▶ **Information supplied**:
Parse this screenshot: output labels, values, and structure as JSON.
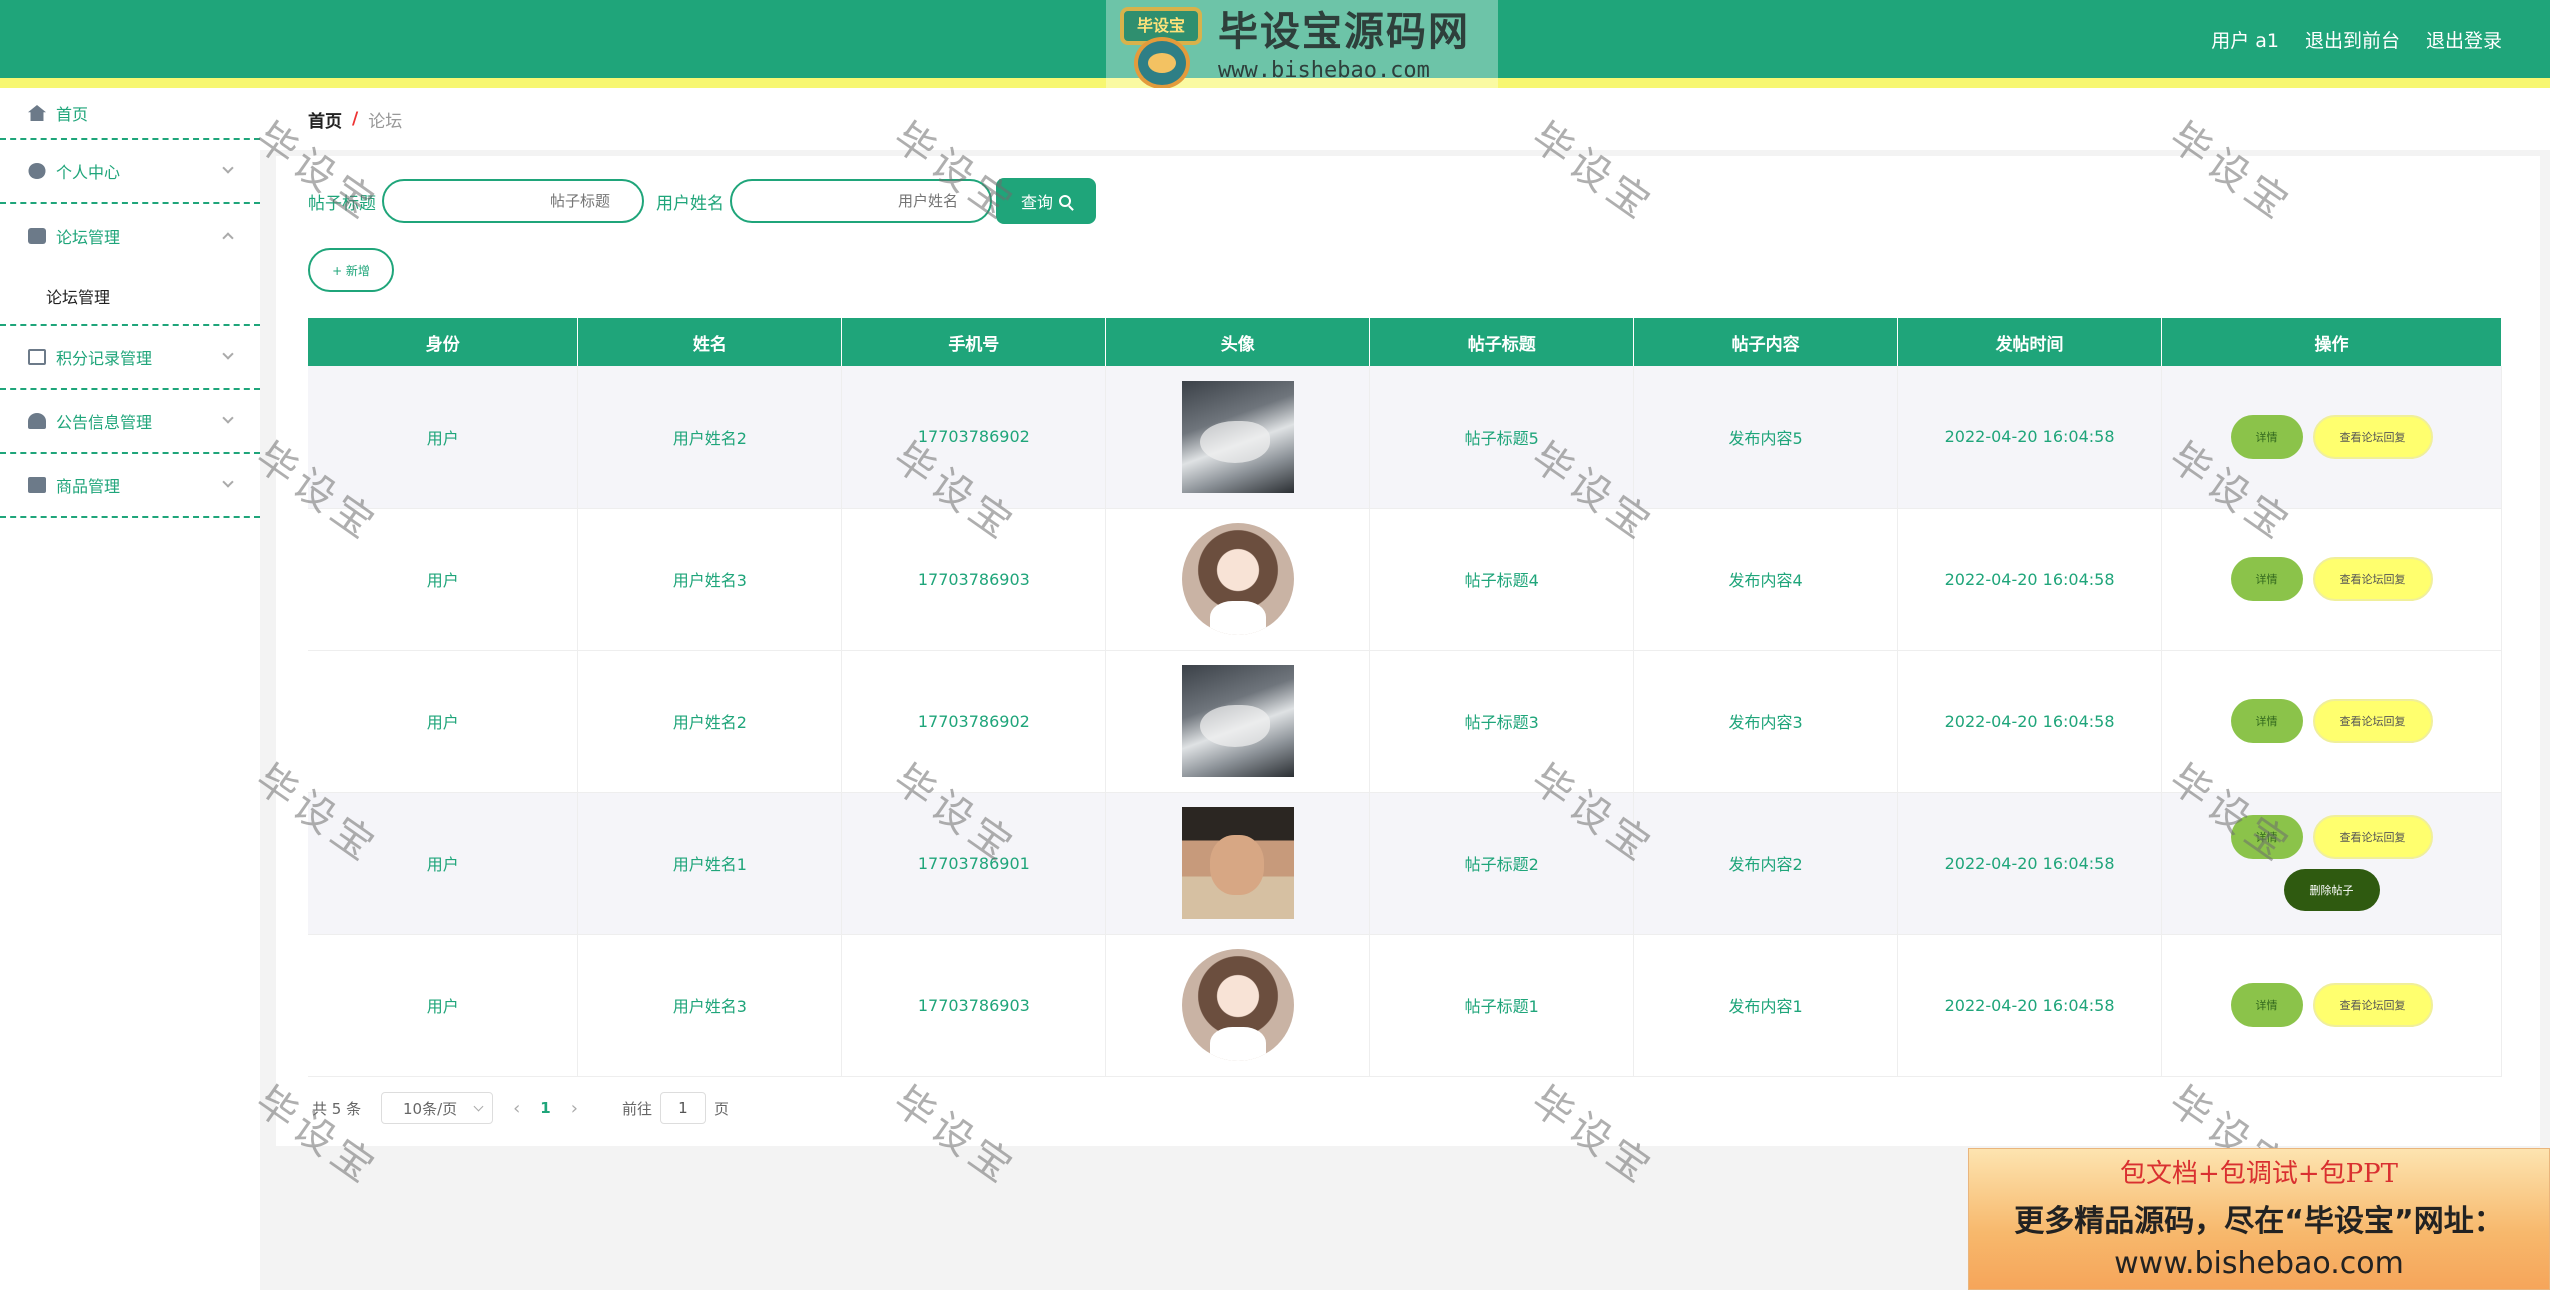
{
  "header": {
    "logo_badge": "毕设宝",
    "logo_title": "毕设宝源码网",
    "logo_url": "www.bishebao.com",
    "user": "用户 a1",
    "back_to_front": "退出到前台",
    "logout": "退出登录",
    "colors": {
      "primary": "#1fa57a",
      "stripe": "#f7f771"
    }
  },
  "sidebar": {
    "items": [
      {
        "label": "首页",
        "icon": "home-icon"
      },
      {
        "label": "个人中心",
        "icon": "user-icon"
      },
      {
        "label": "论坛管理",
        "icon": "forum-icon",
        "expanded": true
      },
      {
        "label": "积分记录管理",
        "icon": "points-icon"
      },
      {
        "label": "公告信息管理",
        "icon": "notice-icon"
      },
      {
        "label": "商品管理",
        "icon": "goods-icon"
      }
    ],
    "submenu": {
      "label": "论坛管理"
    }
  },
  "breadcrumb": {
    "home": "首页",
    "sep": "/",
    "current": "论坛"
  },
  "search": {
    "title_label": "帖子标题",
    "title_placeholder": "帖子标题",
    "name_label": "用户姓名",
    "name_placeholder": "用户姓名",
    "button": "查询"
  },
  "add_button": "+ 新增",
  "table": {
    "headers": [
      "身份",
      "姓名",
      "手机号",
      "头像",
      "帖子标题",
      "帖子内容",
      "发帖时间",
      "操作"
    ],
    "rows": [
      {
        "role": "用户",
        "name": "用户姓名2",
        "phone": "17703786902",
        "avatar": "wolf",
        "title": "帖子标题5",
        "content": "发布内容5",
        "time": "2022-04-20 16:04:58"
      },
      {
        "role": "用户",
        "name": "用户姓名3",
        "phone": "17703786903",
        "avatar": "girl",
        "title": "帖子标题4",
        "content": "发布内容4",
        "time": "2022-04-20 16:04:58"
      },
      {
        "role": "用户",
        "name": "用户姓名2",
        "phone": "17703786902",
        "avatar": "wolf",
        "title": "帖子标题3",
        "content": "发布内容3",
        "time": "2022-04-20 16:04:58"
      },
      {
        "role": "用户",
        "name": "用户姓名1",
        "phone": "17703786901",
        "avatar": "boy",
        "title": "帖子标题2",
        "content": "发布内容2",
        "time": "2022-04-20 16:04:58"
      },
      {
        "role": "用户",
        "name": "用户姓名3",
        "phone": "17703786903",
        "avatar": "girl",
        "title": "帖子标题1",
        "content": "发布内容1",
        "time": "2022-04-20 16:04:58"
      }
    ],
    "actions": {
      "detail": "详情",
      "reply": "查看论坛回复",
      "delete": "删除帖子"
    }
  },
  "pager": {
    "total": "共 5 条",
    "page_size": "10条/页",
    "current_page": "1",
    "goto_label": "前往",
    "goto_value": "1",
    "page_suffix": "页"
  },
  "watermark": "毕设宝",
  "ad": {
    "line1": "包文档+包调试+包PPT",
    "line2": "更多精品源码，尽在“毕设宝”网址：",
    "line3": "www.bishebao.com"
  }
}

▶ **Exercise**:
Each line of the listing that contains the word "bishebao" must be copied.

▶ **Result of the exercise**:
    "logo_url": "www.bishebao.com",
    "line3": "www.bishebao.com"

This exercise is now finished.